### Provided records

⁂

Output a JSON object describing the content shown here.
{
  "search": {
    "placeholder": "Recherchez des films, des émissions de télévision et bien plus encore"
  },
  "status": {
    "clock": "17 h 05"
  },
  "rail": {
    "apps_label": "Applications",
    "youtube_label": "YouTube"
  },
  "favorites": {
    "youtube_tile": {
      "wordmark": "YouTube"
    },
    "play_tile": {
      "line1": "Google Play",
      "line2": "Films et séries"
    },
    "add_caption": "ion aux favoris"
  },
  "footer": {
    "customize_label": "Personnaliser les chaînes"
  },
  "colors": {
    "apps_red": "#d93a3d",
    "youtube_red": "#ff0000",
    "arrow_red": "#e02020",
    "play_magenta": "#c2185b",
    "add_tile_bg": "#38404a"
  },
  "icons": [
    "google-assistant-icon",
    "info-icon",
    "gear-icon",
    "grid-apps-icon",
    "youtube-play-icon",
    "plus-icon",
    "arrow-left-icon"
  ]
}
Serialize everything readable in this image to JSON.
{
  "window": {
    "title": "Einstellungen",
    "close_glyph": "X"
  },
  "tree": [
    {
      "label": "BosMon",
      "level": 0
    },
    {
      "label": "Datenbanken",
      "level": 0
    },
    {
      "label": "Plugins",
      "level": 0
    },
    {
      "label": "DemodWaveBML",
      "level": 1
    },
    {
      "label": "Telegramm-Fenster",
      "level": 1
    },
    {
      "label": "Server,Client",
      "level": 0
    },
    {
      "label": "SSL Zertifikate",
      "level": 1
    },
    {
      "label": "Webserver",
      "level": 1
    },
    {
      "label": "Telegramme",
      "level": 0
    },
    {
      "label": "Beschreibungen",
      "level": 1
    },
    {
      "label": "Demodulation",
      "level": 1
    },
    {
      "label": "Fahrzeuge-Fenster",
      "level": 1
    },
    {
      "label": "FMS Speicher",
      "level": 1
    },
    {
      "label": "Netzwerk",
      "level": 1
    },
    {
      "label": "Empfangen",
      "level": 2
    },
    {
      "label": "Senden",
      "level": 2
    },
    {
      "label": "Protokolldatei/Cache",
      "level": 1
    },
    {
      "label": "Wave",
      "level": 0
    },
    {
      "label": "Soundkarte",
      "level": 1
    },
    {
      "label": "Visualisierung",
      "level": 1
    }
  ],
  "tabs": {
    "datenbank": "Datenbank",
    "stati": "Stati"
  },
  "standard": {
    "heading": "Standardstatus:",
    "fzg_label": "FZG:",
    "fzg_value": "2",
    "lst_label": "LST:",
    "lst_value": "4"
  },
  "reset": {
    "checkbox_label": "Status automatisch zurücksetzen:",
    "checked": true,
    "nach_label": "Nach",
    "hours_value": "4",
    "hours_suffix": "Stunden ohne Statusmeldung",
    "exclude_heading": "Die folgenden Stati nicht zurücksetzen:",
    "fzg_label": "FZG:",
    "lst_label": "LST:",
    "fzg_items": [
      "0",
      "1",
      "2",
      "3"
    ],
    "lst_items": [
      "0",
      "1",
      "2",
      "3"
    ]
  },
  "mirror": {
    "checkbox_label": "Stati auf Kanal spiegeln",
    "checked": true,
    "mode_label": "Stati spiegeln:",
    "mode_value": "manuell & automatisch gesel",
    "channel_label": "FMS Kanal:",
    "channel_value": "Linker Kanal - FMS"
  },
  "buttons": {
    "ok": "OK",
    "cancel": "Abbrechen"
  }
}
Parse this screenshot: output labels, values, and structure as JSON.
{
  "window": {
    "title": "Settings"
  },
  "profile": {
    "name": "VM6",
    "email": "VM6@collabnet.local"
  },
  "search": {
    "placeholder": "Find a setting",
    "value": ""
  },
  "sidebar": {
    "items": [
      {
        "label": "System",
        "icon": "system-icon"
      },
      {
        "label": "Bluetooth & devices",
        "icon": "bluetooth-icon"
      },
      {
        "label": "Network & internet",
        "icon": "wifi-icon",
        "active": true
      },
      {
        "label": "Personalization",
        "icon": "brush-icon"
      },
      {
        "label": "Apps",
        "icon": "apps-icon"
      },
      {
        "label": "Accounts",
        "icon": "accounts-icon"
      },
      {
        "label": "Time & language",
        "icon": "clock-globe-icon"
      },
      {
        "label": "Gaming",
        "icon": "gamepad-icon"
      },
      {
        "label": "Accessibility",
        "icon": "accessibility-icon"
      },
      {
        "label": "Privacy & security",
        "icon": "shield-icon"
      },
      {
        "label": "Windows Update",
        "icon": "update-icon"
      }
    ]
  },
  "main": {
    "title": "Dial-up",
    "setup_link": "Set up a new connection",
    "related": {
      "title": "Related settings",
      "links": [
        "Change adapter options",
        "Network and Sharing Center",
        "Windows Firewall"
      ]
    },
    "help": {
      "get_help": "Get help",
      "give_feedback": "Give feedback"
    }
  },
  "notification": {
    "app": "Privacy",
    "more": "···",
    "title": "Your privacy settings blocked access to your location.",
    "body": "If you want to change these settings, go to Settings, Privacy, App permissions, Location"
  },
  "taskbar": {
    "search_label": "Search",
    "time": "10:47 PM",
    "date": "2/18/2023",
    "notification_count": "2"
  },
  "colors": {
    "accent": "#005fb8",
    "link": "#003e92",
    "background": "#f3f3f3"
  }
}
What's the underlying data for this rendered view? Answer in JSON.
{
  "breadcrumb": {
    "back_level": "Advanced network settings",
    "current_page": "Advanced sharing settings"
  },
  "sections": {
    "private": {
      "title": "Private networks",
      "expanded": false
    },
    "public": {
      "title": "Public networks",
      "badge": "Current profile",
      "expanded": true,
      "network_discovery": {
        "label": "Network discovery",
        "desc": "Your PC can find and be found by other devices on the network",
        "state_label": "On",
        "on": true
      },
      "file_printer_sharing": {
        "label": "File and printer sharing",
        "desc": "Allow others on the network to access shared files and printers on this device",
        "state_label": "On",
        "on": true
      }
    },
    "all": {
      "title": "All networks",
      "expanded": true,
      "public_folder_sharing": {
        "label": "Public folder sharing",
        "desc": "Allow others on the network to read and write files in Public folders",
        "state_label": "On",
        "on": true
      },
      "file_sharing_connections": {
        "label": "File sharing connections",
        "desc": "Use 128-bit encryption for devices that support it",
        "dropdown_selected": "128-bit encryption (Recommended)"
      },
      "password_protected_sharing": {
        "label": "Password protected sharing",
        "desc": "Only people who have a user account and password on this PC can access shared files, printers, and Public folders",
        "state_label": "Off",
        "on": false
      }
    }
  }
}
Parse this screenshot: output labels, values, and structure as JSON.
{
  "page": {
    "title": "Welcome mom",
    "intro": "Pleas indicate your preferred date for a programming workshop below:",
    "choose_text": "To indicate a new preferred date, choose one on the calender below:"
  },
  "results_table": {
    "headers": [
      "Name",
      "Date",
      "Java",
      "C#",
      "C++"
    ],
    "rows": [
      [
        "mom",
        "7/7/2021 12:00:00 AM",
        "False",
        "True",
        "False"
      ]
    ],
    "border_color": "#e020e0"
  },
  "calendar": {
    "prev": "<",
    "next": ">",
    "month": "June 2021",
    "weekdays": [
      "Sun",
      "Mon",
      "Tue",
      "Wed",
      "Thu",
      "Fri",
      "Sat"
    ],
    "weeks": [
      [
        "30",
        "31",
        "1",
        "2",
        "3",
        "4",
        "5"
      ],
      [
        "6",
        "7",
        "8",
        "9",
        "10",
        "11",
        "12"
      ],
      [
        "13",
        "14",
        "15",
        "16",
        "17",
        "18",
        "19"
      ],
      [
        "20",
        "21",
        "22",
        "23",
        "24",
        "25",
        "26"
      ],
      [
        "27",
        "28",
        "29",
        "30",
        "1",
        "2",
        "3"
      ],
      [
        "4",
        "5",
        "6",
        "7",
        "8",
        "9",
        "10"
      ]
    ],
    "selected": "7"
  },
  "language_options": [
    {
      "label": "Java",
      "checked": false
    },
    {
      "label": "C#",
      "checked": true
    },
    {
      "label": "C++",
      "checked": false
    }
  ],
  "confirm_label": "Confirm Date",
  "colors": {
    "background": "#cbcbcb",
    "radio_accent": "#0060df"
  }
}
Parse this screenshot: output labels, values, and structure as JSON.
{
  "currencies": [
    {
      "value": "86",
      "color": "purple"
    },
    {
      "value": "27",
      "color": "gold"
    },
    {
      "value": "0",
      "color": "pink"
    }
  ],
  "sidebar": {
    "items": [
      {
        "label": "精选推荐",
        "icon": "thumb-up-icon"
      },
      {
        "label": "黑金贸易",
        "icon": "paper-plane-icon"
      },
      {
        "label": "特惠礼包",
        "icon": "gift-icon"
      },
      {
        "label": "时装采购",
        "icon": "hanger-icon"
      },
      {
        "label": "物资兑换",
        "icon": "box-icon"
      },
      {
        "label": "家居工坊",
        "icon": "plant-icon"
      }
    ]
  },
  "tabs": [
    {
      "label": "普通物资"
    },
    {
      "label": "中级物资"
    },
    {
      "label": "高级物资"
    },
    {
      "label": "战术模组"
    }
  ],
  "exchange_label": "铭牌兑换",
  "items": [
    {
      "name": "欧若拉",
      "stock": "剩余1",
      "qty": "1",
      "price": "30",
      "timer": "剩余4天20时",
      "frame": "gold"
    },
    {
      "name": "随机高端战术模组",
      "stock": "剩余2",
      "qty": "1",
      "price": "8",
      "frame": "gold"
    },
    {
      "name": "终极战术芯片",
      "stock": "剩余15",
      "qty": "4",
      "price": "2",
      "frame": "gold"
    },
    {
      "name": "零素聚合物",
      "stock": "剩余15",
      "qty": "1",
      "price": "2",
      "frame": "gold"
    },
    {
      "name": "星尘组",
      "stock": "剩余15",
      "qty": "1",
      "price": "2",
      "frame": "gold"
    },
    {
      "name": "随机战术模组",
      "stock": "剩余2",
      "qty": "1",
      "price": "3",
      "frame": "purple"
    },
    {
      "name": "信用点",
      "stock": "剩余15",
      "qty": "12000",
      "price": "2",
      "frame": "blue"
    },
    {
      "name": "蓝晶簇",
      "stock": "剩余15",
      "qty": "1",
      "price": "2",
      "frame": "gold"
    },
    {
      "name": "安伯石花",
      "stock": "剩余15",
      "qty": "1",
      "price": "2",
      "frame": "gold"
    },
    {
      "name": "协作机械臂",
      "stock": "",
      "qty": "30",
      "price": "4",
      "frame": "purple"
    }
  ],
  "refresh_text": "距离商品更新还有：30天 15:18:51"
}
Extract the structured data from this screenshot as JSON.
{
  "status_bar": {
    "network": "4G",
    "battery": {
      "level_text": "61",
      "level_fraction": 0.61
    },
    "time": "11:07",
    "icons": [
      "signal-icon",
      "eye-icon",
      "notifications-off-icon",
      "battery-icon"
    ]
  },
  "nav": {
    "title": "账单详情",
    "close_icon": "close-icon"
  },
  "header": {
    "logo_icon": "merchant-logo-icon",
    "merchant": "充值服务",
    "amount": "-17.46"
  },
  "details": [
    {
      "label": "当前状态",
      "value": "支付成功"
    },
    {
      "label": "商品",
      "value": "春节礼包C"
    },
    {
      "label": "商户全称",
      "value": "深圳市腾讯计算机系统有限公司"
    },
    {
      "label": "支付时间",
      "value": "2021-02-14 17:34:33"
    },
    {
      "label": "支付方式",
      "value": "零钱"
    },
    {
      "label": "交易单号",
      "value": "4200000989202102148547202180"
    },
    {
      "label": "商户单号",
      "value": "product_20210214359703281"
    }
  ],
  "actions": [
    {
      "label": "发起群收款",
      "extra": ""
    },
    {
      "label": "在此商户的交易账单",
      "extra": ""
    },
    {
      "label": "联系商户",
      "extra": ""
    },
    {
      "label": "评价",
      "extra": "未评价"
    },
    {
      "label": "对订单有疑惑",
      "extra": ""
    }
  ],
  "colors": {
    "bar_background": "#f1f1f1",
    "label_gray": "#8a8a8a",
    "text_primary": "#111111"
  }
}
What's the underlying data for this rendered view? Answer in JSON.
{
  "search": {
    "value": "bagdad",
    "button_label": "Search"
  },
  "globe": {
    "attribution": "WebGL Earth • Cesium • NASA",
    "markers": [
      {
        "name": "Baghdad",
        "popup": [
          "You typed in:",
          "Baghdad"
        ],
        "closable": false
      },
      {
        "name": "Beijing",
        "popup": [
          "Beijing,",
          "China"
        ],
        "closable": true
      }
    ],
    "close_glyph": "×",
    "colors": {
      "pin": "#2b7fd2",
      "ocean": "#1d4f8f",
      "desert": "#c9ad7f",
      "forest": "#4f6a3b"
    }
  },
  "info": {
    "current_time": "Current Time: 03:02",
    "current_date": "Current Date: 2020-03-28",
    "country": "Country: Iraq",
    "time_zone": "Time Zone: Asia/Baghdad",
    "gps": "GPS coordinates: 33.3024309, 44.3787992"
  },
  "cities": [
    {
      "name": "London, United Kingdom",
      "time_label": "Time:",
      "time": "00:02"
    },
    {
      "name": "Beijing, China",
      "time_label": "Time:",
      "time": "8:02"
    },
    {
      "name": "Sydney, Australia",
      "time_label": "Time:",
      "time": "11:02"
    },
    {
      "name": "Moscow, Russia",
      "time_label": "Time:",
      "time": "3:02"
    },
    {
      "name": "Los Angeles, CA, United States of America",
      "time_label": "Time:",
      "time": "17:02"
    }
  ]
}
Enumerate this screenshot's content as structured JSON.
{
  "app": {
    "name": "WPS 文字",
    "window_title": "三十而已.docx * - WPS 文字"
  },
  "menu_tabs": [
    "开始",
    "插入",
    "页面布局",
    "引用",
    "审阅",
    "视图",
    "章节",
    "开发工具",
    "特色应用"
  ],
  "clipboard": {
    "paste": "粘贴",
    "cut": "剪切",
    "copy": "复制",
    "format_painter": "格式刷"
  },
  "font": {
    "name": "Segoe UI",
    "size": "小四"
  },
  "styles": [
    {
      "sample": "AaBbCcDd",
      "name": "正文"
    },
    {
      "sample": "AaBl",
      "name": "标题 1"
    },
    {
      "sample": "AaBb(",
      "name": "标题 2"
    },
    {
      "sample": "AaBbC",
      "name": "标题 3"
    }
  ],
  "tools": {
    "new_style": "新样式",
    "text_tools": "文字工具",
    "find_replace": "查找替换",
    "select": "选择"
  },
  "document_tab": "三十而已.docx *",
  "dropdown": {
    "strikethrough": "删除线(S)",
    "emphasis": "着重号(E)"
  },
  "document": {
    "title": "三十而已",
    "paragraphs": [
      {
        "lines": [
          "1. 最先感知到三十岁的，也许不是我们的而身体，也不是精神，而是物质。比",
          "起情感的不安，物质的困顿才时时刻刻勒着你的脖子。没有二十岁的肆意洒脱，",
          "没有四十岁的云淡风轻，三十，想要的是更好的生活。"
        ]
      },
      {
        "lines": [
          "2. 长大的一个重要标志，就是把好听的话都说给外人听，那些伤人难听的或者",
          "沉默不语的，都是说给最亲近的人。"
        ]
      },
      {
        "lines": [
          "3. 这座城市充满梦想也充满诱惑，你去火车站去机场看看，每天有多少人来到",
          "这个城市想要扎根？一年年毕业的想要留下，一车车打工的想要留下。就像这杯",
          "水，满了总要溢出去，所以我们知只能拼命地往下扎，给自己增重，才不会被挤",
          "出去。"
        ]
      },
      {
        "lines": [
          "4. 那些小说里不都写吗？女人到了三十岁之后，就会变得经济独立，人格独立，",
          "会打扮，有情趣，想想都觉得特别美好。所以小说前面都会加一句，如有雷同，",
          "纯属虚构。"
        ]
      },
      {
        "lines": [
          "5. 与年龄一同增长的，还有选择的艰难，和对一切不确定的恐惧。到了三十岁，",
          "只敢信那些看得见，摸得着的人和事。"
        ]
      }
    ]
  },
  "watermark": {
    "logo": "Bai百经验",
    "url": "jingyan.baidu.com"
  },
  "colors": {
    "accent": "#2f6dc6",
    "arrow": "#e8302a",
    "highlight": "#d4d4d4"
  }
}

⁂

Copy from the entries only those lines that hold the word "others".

        "desc": "Allow others on the network to access shared files and printers on this device",
        "desc": "Allow others on the network to read and write files in Public folders",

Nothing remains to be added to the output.